* [Exercise] A verbatim repetition of the data below is requested, without images.

==== Supplied material ====

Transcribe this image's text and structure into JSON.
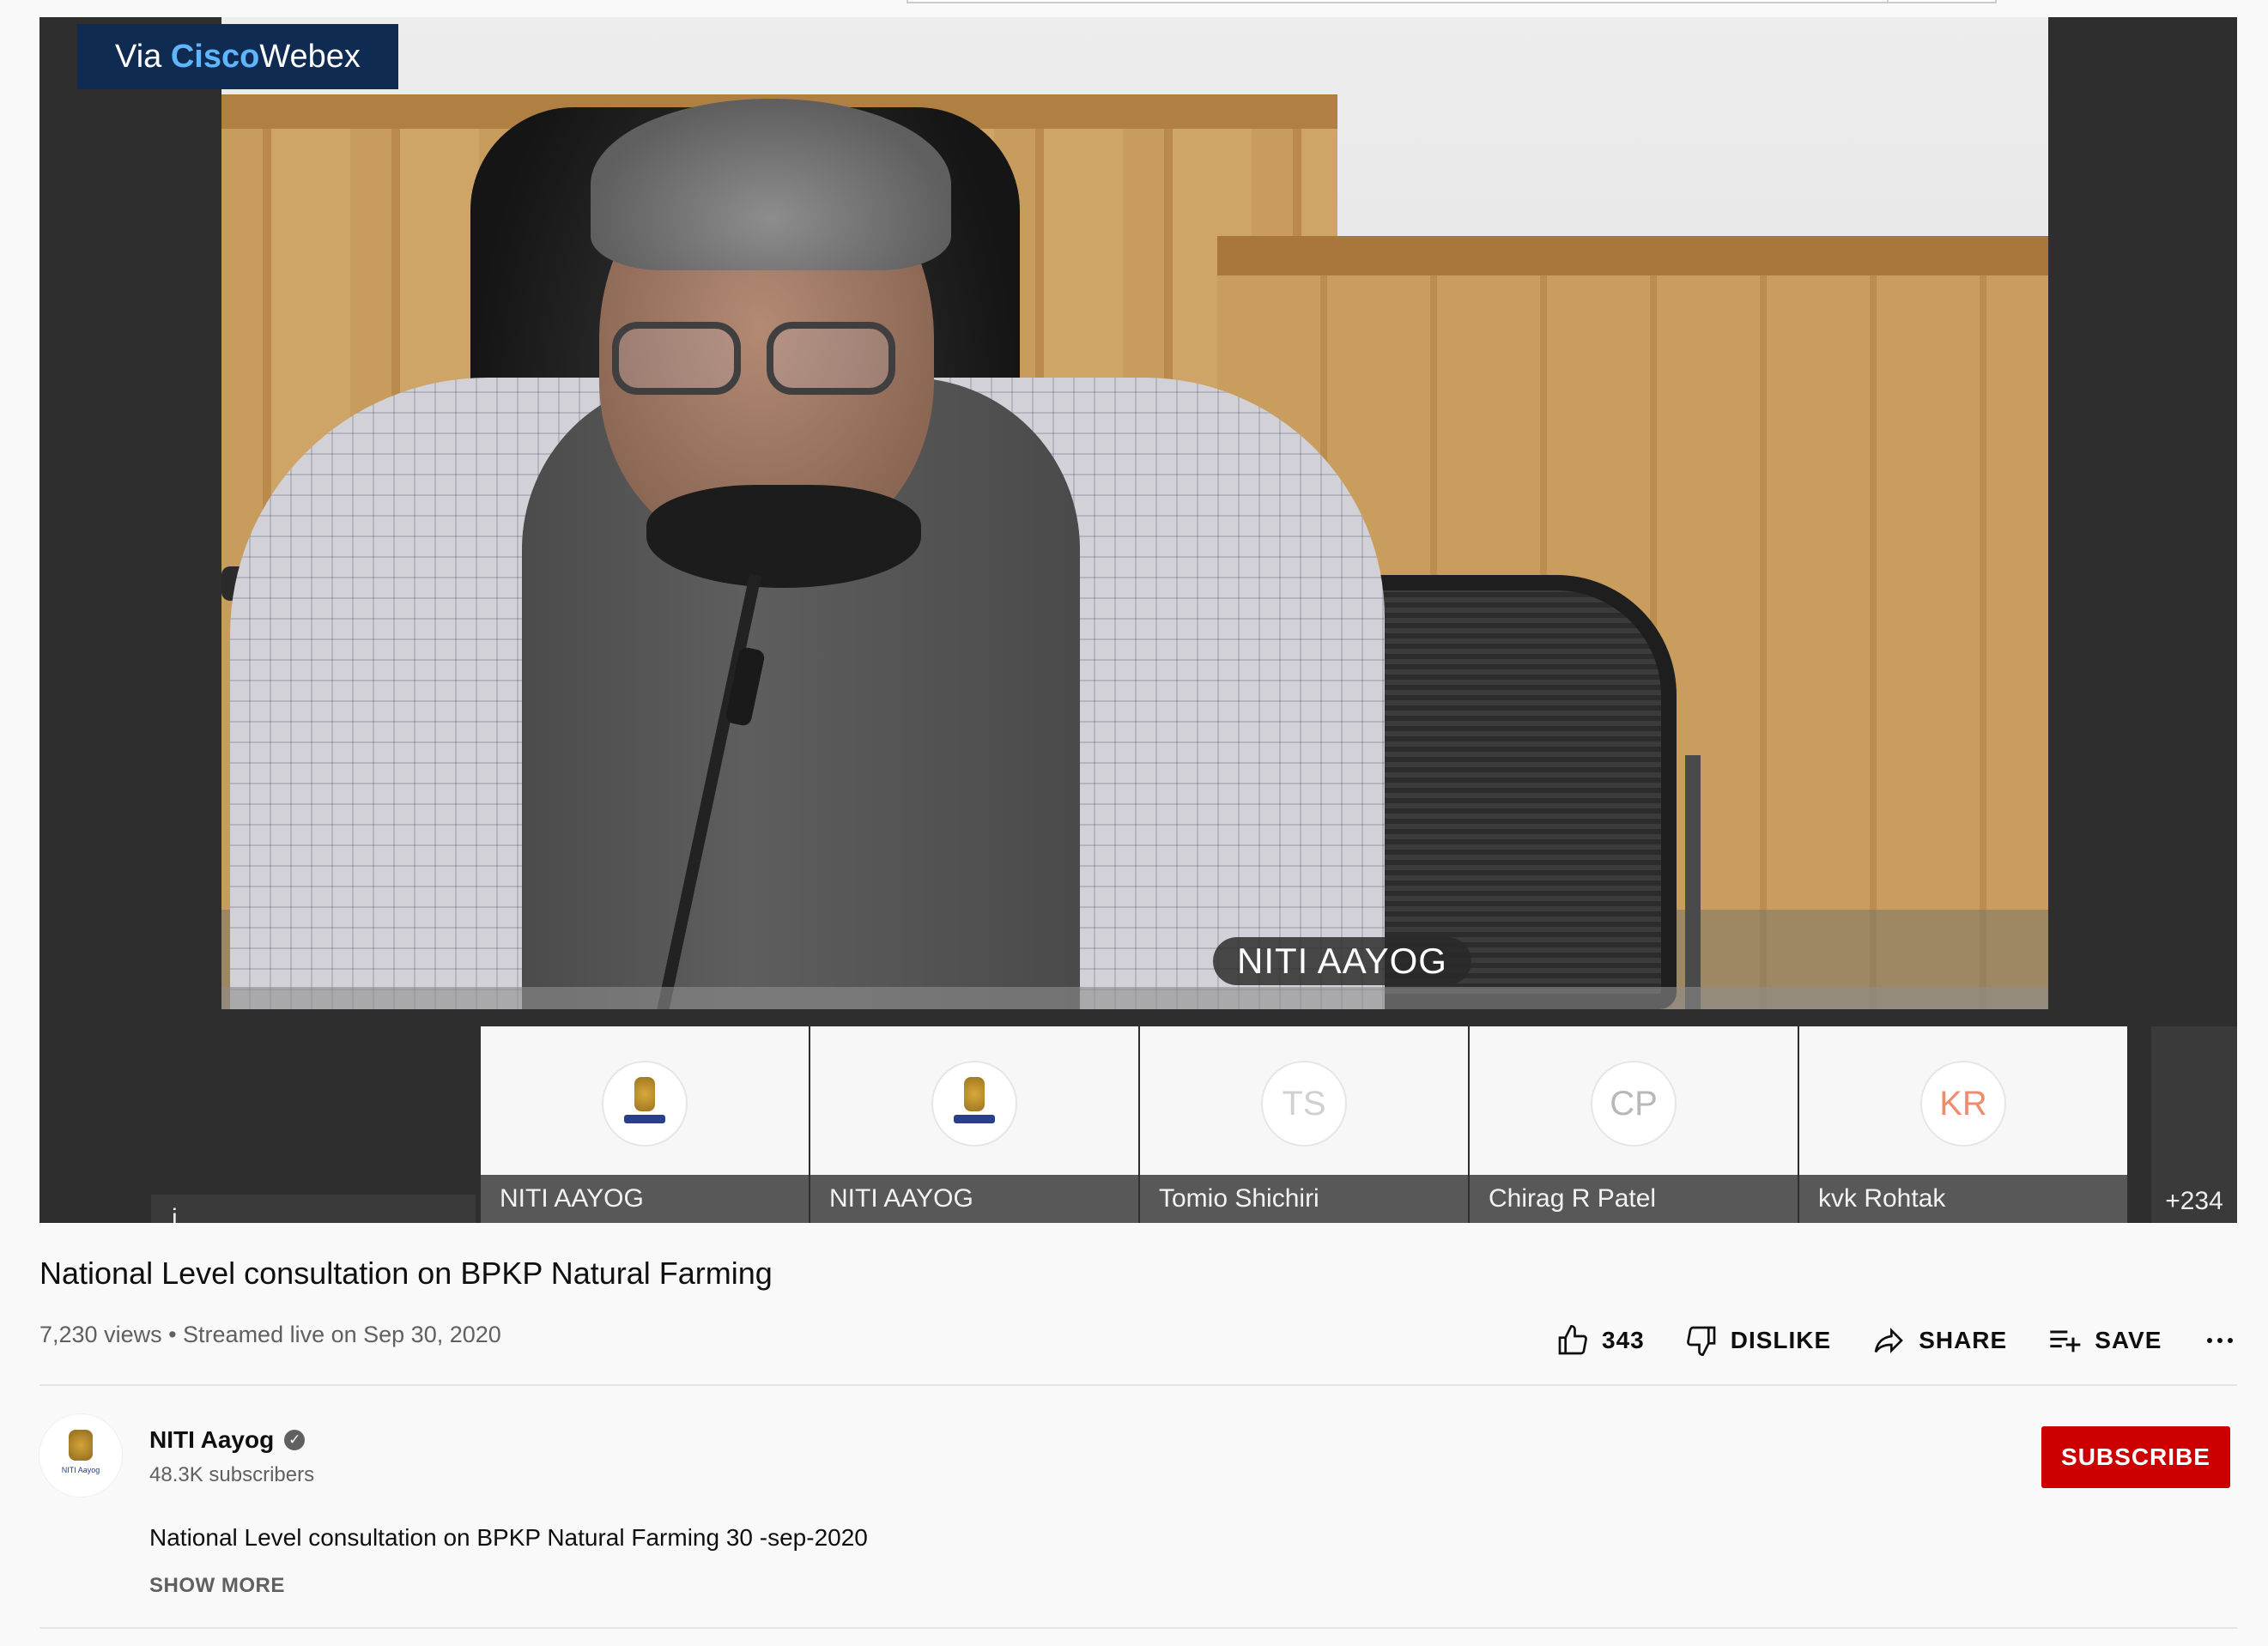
{
  "video": {
    "badge_prefix": "Via",
    "badge_brand": "Cisco",
    "badge_product": "Webex",
    "speaker_label": "NITI AAYOG",
    "participants": [
      {
        "initials": "",
        "name": "NITI AAYOG",
        "avatar": "emblem",
        "color": "#d8a93a"
      },
      {
        "initials": "",
        "name": "NITI AAYOG",
        "avatar": "emblem",
        "color": "#d8a93a"
      },
      {
        "initials": "TS",
        "name": "Tomio Shichiri",
        "avatar": "initials",
        "color": "#d0d0d0"
      },
      {
        "initials": "CP",
        "name": "Chirag R Patel",
        "avatar": "initials",
        "color": "#b8b8b8"
      },
      {
        "initials": "KR",
        "name": "kvk Rohtak",
        "avatar": "initials",
        "color": "#f08a70"
      }
    ],
    "left_tile_label": "i",
    "more_count": "+234"
  },
  "info": {
    "title": "National Level consultation on BPKP Natural Farming",
    "meta": "7,230 views • Streamed live on Sep 30, 2020",
    "actions": {
      "like_count": "343",
      "dislike_label": "DISLIKE",
      "share_label": "SHARE",
      "save_label": "SAVE"
    }
  },
  "channel": {
    "name": "NITI Aayog",
    "subscribers": "48.3K subscribers",
    "avatar_text": "NITI Aayog",
    "subscribe_label": "SUBSCRIBE",
    "description": "National Level consultation on BPKP Natural Farming 30 -sep-2020",
    "show_more_label": "SHOW MORE"
  },
  "icons": {
    "like": "thumbs-up-icon",
    "dislike": "thumbs-down-icon",
    "share": "share-arrow-icon",
    "save": "playlist-add-icon",
    "more": "more-horizontal-icon",
    "verified": "verified-check-icon"
  },
  "colors": {
    "subscribe": "#cc0000",
    "page_bg": "#f9f9f9",
    "webex_badge": "#102b52"
  }
}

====

* [Answer]
Transcribe this image's text and structure into JSON.
{
  "video": {
    "badge_prefix": "Via",
    "badge_brand": "Cisco",
    "badge_product": "Webex",
    "speaker_label": "NITI AAYOG",
    "participants": [
      {
        "initials": "",
        "name": "NITI AAYOG",
        "avatar": "emblem",
        "color": "#d8a93a"
      },
      {
        "initials": "",
        "name": "NITI AAYOG",
        "avatar": "emblem",
        "color": "#d8a93a"
      },
      {
        "initials": "TS",
        "name": "Tomio Shichiri",
        "avatar": "initials",
        "color": "#d0d0d0"
      },
      {
        "initials": "CP",
        "name": "Chirag R Patel",
        "avatar": "initials",
        "color": "#b8b8b8"
      },
      {
        "initials": "KR",
        "name": "kvk Rohtak",
        "avatar": "initials",
        "color": "#f08a70"
      }
    ],
    "left_tile_label": "i",
    "more_count": "+234"
  },
  "info": {
    "title": "National Level consultation on BPKP Natural Farming",
    "meta": "7,230 views • Streamed live on Sep 30, 2020",
    "actions": {
      "like_count": "343",
      "dislike_label": "DISLIKE",
      "share_label": "SHARE",
      "save_label": "SAVE"
    }
  },
  "channel": {
    "name": "NITI Aayog",
    "subscribers": "48.3K subscribers",
    "avatar_text": "NITI Aayog",
    "subscribe_label": "SUBSCRIBE",
    "description": "National Level consultation on BPKP Natural Farming 30 -sep-2020",
    "show_more_label": "SHOW MORE"
  },
  "icons": {
    "like": "thumbs-up-icon",
    "dislike": "thumbs-down-icon",
    "share": "share-arrow-icon",
    "save": "playlist-add-icon",
    "more": "more-horizontal-icon",
    "verified": "verified-check-icon"
  },
  "colors": {
    "subscribe": "#cc0000",
    "page_bg": "#f9f9f9",
    "webex_badge": "#102b52"
  }
}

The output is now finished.